* Directions: Return the data below in full, exactly as it stands.

=== Extracted information ===

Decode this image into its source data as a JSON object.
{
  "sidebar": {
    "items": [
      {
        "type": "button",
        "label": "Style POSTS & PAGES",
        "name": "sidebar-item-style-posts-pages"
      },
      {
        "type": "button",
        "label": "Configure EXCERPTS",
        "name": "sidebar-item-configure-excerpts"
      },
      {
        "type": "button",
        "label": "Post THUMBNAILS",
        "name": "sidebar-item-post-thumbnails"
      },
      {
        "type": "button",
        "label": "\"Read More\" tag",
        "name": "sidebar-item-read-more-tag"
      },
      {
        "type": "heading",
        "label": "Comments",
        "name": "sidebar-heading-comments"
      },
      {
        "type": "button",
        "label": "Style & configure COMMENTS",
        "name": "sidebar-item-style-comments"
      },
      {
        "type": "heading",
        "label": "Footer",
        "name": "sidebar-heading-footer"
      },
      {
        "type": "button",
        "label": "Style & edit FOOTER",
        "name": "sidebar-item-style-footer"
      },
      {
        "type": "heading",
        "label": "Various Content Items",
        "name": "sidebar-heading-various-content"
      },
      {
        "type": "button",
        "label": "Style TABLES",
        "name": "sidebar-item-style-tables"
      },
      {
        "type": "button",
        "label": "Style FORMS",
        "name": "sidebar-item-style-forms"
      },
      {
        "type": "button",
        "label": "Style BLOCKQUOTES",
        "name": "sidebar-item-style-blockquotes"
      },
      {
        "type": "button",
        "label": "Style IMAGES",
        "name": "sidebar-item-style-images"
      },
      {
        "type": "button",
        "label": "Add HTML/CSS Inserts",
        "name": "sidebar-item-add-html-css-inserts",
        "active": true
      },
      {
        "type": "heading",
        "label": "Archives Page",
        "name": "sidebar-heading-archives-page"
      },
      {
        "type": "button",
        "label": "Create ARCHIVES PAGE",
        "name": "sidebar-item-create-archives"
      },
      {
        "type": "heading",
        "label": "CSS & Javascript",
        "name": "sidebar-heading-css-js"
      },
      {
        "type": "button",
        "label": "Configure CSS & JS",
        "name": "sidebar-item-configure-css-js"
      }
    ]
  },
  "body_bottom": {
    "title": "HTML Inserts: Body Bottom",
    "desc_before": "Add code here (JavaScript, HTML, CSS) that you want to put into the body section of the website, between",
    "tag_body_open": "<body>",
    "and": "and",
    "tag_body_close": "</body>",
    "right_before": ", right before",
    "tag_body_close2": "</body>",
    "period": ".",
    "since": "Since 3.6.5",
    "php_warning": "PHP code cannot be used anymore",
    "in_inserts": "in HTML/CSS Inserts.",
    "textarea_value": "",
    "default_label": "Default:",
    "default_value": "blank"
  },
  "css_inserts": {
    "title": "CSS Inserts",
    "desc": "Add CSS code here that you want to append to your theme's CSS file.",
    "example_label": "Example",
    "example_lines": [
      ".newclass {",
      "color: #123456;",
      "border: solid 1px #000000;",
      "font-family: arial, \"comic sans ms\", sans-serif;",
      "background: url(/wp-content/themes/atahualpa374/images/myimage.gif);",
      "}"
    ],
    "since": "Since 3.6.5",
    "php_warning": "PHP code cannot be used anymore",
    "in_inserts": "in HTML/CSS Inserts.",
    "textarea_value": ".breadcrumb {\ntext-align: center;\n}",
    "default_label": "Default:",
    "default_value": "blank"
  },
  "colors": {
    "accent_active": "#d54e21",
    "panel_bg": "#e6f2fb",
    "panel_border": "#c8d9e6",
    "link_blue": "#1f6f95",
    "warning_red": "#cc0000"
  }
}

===

* Reply to the task:
Decode this image into its source data as a JSON object.
{
  "sidebar": {
    "items": [
      {
        "type": "button",
        "label": "Style POSTS & PAGES",
        "name": "sidebar-item-style-posts-pages"
      },
      {
        "type": "button",
        "label": "Configure EXCERPTS",
        "name": "sidebar-item-configure-excerpts"
      },
      {
        "type": "button",
        "label": "Post THUMBNAILS",
        "name": "sidebar-item-post-thumbnails"
      },
      {
        "type": "button",
        "label": "\"Read More\" tag",
        "name": "sidebar-item-read-more-tag"
      },
      {
        "type": "heading",
        "label": "Comments",
        "name": "sidebar-heading-comments"
      },
      {
        "type": "button",
        "label": "Style & configure COMMENTS",
        "name": "sidebar-item-style-comments"
      },
      {
        "type": "heading",
        "label": "Footer",
        "name": "sidebar-heading-footer"
      },
      {
        "type": "button",
        "label": "Style & edit FOOTER",
        "name": "sidebar-item-style-footer"
      },
      {
        "type": "heading",
        "label": "Various Content Items",
        "name": "sidebar-heading-various-content"
      },
      {
        "type": "button",
        "label": "Style TABLES",
        "name": "sidebar-item-style-tables"
      },
      {
        "type": "button",
        "label": "Style FORMS",
        "name": "sidebar-item-style-forms"
      },
      {
        "type": "button",
        "label": "Style BLOCKQUOTES",
        "name": "sidebar-item-style-blockquotes"
      },
      {
        "type": "button",
        "label": "Style IMAGES",
        "name": "sidebar-item-style-images"
      },
      {
        "type": "button",
        "label": "Add HTML/CSS Inserts",
        "name": "sidebar-item-add-html-css-inserts",
        "active": true
      },
      {
        "type": "heading",
        "label": "Archives Page",
        "name": "sidebar-heading-archives-page"
      },
      {
        "type": "button",
        "label": "Create ARCHIVES PAGE",
        "name": "sidebar-item-create-archives"
      },
      {
        "type": "heading",
        "label": "CSS & Javascript",
        "name": "sidebar-heading-css-js"
      },
      {
        "type": "button",
        "label": "Configure CSS & JS",
        "name": "sidebar-item-configure-css-js"
      }
    ]
  },
  "body_bottom": {
    "title": "HTML Inserts: Body Bottom",
    "desc_before": "Add code here (JavaScript, HTML, CSS) that you want to put into the body section of the website, between",
    "tag_body_open": "<body>",
    "and": "and",
    "tag_body_close": "</body>",
    "right_before": ", right before",
    "tag_body_close2": "</body>",
    "period": ".",
    "since": "Since 3.6.5",
    "php_warning": "PHP code cannot be used anymore",
    "in_inserts": "in HTML/CSS Inserts.",
    "textarea_value": "",
    "default_label": "Default:",
    "default_value": "blank"
  },
  "css_inserts": {
    "title": "CSS Inserts",
    "desc": "Add CSS code here that you want to append to your theme's CSS file.",
    "example_label": "Example",
    "example_lines": [
      ".newclass {",
      "color: #123456;",
      "border: solid 1px #000000;",
      "font-family: arial, \"comic sans ms\", sans-serif;",
      "background: url(/wp-content/themes/atahualpa374/images/myimage.gif);",
      "}"
    ],
    "since": "Since 3.6.5",
    "php_warning": "PHP code cannot be used anymore",
    "in_inserts": "in HTML/CSS Inserts.",
    "textarea_value": ".breadcrumb {\ntext-align: center;\n}",
    "default_label": "Default:",
    "default_value": "blank"
  },
  "colors": {
    "accent_active": "#d54e21",
    "panel_bg": "#e6f2fb",
    "panel_border": "#c8d9e6",
    "link_blue": "#1f6f95",
    "warning_red": "#cc0000"
  }
}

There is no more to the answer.